Students at the MIT Media Lab have developed a wearable computing system that turns any surface into an interactive display screen. The prototype was built from an ordinary webcam and a battery-powered 3M projector, with an attached mirror -- all connected to an internet-enabled mobile phone. The setup, which costs less than $350, allows the user to project information from the phone onto any surface -- walls, the body of another person or even your hand.
When the wearer encounters someone at a party, the system projects a cloud of words on the person's body to provide more information about him -- his blog URL, the name of his company, his likes and interests.
While shopping the system analyzes items for best pricing, customer reviews and more. Draw a circle on your wrist and the system projects a virtual wristwatch on the spot. In another frame the wearer picks up a boarding pass while he's sitting in a car. He projects the current status of his flight and gate number he's retrieved from the flight-status page of the airline onto the card.

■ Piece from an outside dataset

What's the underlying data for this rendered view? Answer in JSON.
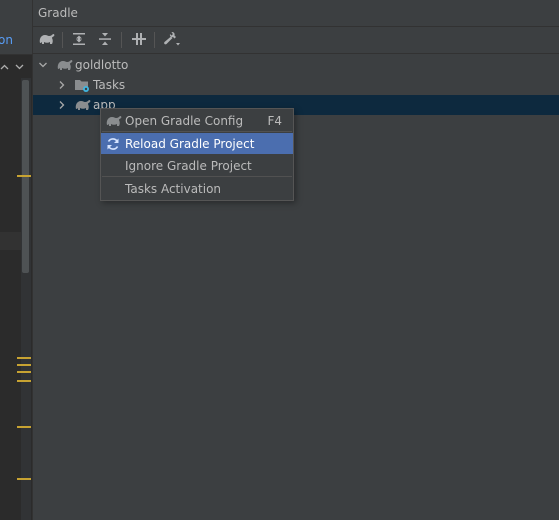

If the user wants to read e-mail on his phone, he draws an @ symbol in the air with his finger. He can project a phone pad onto his palm and dial a number without removing the phone from his pocket. As he reads the newspaper on the subway he can project a video onto the page that provides more information about the topic he's reading.
Absolutely amazing technology. And thanks Wired